It is clear from Nixon’s long history of public education activism that Nixon’s class origins and fundamental sense of class solidarity has remained a key part of her identity. Very few in the entertainment industry advocate for redistributive politics like Nixon’s. The significance of her educational plans represents a revolutionary interjection in our current neoliberal, privatized approach to education. Nixon’s choice to send all three of her children to public school, and to use her free time to fight for improving the education for not her own children, but all 2.6 million children attending New York State public schools, demonstrates Nixon’s tangible investment in class and racial solidarity.
In NYC DSA

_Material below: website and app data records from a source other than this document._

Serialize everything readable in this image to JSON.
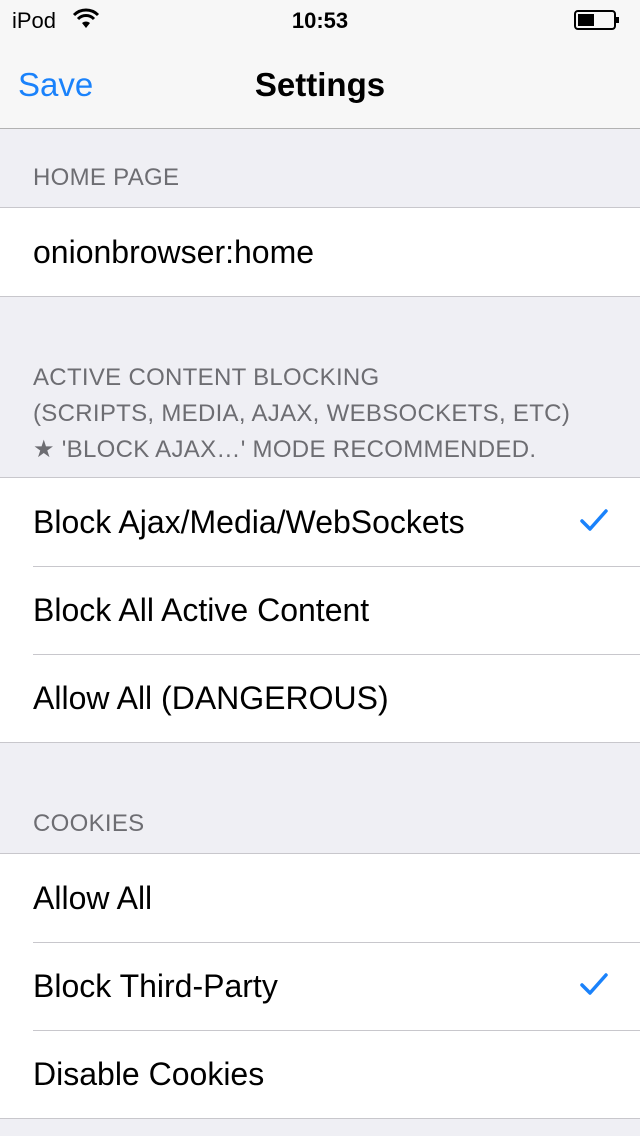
{
  "status_bar": {
    "carrier": "iPod",
    "time": "10:53"
  },
  "nav": {
    "save_label": "Save",
    "title": "Settings"
  },
  "home_page": {
    "header": "HOME PAGE",
    "value": "onionbrowser:home"
  },
  "active_content": {
    "header_lines": [
      "ACTIVE CONTENT BLOCKING",
      "(SCRIPTS, MEDIA, AJAX, WEBSOCKETS, ETC)",
      "★ 'BLOCK AJAX…' MODE RECOMMENDED."
    ],
    "options": [
      {
        "label": "Block Ajax/Media/WebSockets",
        "checked": true
      },
      {
        "label": "Block All Active Content",
        "checked": false
      },
      {
        "label": "Allow All (DANGEROUS)",
        "checked": false
      }
    ]
  },
  "cookies": {
    "header": "COOKIES",
    "options": [
      {
        "label": "Allow All",
        "checked": false
      },
      {
        "label": "Block Third-Party",
        "checked": true
      },
      {
        "label": "Disable Cookies",
        "checked": false
      }
    ]
  },
  "colors": {
    "accent": "#1a82fb",
    "background": "#efeff4",
    "header_text": "#6d6d72"
  },
  "icons": {
    "wifi": "wifi-icon",
    "battery": "battery-icon",
    "check": "checkmark-icon"
  }
}
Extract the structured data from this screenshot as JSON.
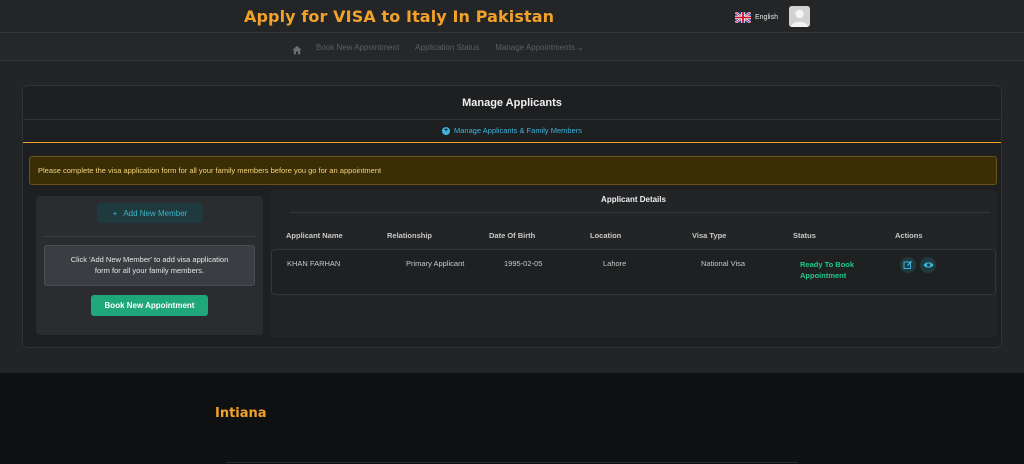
{
  "header": {
    "title": "Apply for VISA to Italy In Pakistan",
    "language": "English"
  },
  "nav": {
    "items": [
      "Book New Appointment",
      "Application Status",
      "Manage Appointments ⌄"
    ]
  },
  "card": {
    "title": "Manage Applicants",
    "tab_label": "Manage Applicants & Family Members",
    "alert": "Please complete the visa application form for all your family members before you go for an appointment"
  },
  "left_panel": {
    "add_member_label": "Add New Member",
    "info_line1": "Click 'Add New Member' to add visa application",
    "info_line2": "form for all your family members.",
    "book_button": "Book New Appointment"
  },
  "details": {
    "title": "Applicant Details",
    "columns": [
      "Applicant Name",
      "Relationship",
      "Date Of Birth",
      "Location",
      "Visa Type",
      "Status",
      "Actions"
    ],
    "rows": [
      {
        "name": "KHAN FARHAN",
        "relationship": "Primary Applicant",
        "dob": "1995-02-05",
        "location": "Lahore",
        "visa_type": "National Visa",
        "status_line1": "Ready To Book",
        "status_line2": "Appointment"
      }
    ]
  },
  "footer": {
    "brand": "Intiana"
  },
  "colors": {
    "accent": "#f2a22a",
    "link": "#3bb6e0",
    "success": "#1fca8a",
    "button": "#1fa77a"
  },
  "icons": [
    "home-icon",
    "info-circle-icon",
    "plus-icon",
    "edit-icon",
    "eye-icon",
    "uk-flag-icon",
    "avatar-icon"
  ]
}
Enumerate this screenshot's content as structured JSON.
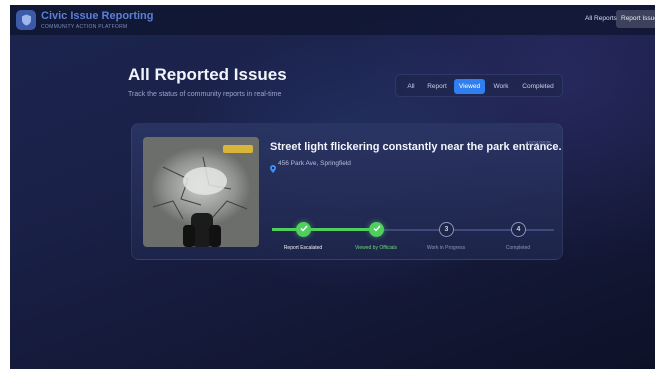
{
  "app": {
    "title": "Civic Issue Reporting",
    "subtitle": "COMMUNITY ACTION PLATFORM",
    "logo_icon": "shield-icon"
  },
  "nav": {
    "all_reports": "All Reports",
    "report_issue": "Report Issue"
  },
  "page": {
    "title": "All Reported Issues",
    "subtitle": "Track the status of community reports in real-time"
  },
  "filters": {
    "tabs": [
      "All",
      "Report",
      "Viewed",
      "Work",
      "Completed"
    ],
    "active": "Viewed"
  },
  "issue": {
    "title": "Street light flickering constantly near the park entrance.",
    "date": "10/24/2025",
    "location": "456 Park Ave, Springfield",
    "location_icon": "location-pin-icon",
    "steps": [
      {
        "marker": "check-icon",
        "label": "Report Escalated",
        "state": "done"
      },
      {
        "marker": "check-icon",
        "label": "Viewed by Officials",
        "state": "current"
      },
      {
        "marker": "3",
        "label": "Work in Progress",
        "state": "pending"
      },
      {
        "marker": "4",
        "label": "Completed",
        "state": "pending"
      }
    ]
  },
  "colors": {
    "accent": "#2f7ff0",
    "success": "#4fcf5d",
    "background": "#1a2148"
  }
}
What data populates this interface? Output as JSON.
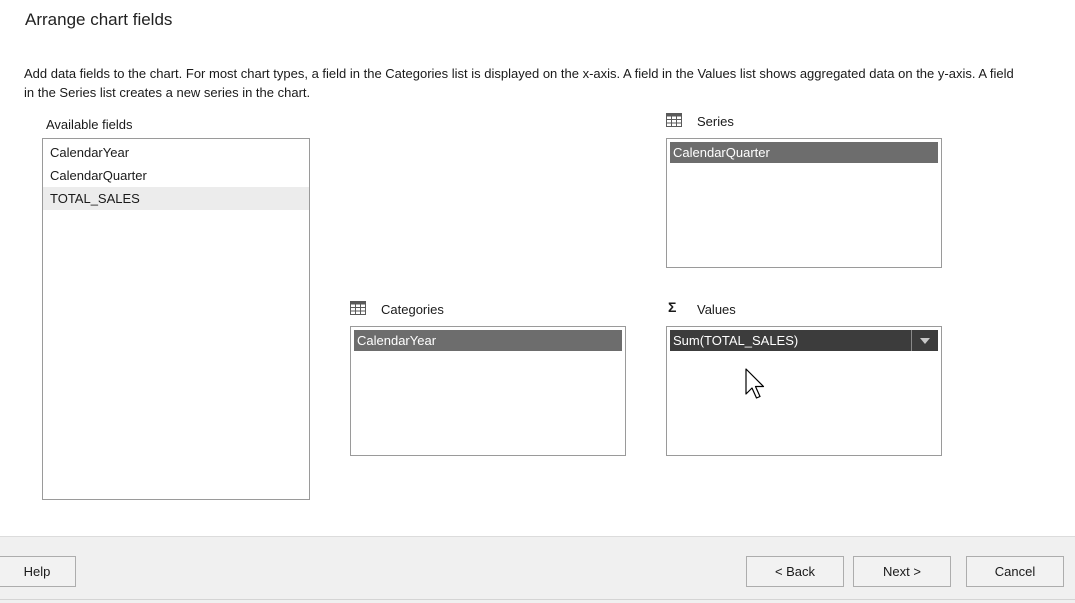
{
  "dialog": {
    "title": "Arrange chart fields",
    "description": "Add data fields to the chart. For most chart types, a field in the Categories list is displayed on the x-axis. A field in the Values list shows aggregated data on the y-axis. A field in the Series list creates a new series in the chart."
  },
  "available_fields": {
    "label": "Available fields",
    "items": [
      "CalendarYear",
      "CalendarQuarter",
      "TOTAL_SALES"
    ],
    "hovered_index": 2
  },
  "series": {
    "label": "Series",
    "icon": "table-grid-icon",
    "items": [
      "CalendarQuarter"
    ]
  },
  "categories": {
    "label": "Categories",
    "icon": "table-grid-icon",
    "items": [
      "CalendarYear"
    ]
  },
  "values": {
    "label": "Values",
    "icon": "sigma-icon",
    "icon_glyph": "Σ",
    "items": [
      "Sum(TOTAL_SALES)"
    ]
  },
  "buttons": {
    "help": "Help",
    "back": "< Back",
    "next": "Next >",
    "cancel": "Cancel"
  },
  "colors": {
    "selected_item": "#6d6d6d",
    "selected_item_dark": "#3c3c3c",
    "footer_bg": "#f0f0f0",
    "hover_item": "#ececec"
  }
}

Susan Kang, Queens Cale Brooks, Lower Manhattan Danya Lagos, Central Brooklyn Michael Cavadias, Lower Manhattan Justine Medina, Queens Daniel Cheng, Lower Manhattan Kayla Santosuosso, South Brooklyn Kara Nowakowski, Queens Rosa Squillacote, Bronx/Upper Manhattan Sarah Mills, Bronx/Upper Manhattan Jennifer Gaboury, South Brooklyn Bader AlAwadhi, Bronx/Upper Manhattan Courtney Lee Adams, Lower Manhattan Miriam Bensman, Queens Abdullah Younus, South Brooklyn Alex Leitch, South Brooklyn Osman Chaudhary, North Brooklyn Jay Schaffner, Lower Manhattan Alexis Kaloyanides, Queens Michael R. Jackson, Bronx/Upper Manhattan Rafael Noboa y Rivera, Queens Duncan Bryer, North Brooklyn José C. Sanchez, Central Brooklyn Scarlett Ahmed, Queens Luke Elliott-Negri, Central Brooklyn Sam Schachter, Queens Chris Stevenson, North Brooklyn Renee Greene Levitt, Bronx/Upper Manhattan Zachary T. Rouse, Queens Casey L., Queens Maia Rosenberg, North Brooklyn Peter Hogness, Central Brooklyn Dana Steer, NYC-DSA “Sing in Solidarity” Chorus Moumita Ahmed, Queens Natalie James, Central Brooklyn Jenny Dubnau, Queens Shaniyat Chowdhury, Queens Noah Abraham Weston, South Brooklyn Katie Halper, Bronx/Upper Manhattan Winnie Wong, Lower Manhattan Linda Sarsour, South Brooklyn Dan DiMaggio, Labor
Virginia Bechtold, Central Brooklyn
Josh Youngerman, North Brooklyn
DSA members outside of NYC Michael Bakshi Maddie H. Adam Leeds Nicholas Kiersey Ben Poremski Adam Bojak Brian Escobar, Syracuse DSA Shana East, Chicago DSA Greg Laynor Amanda Klein Matt Huber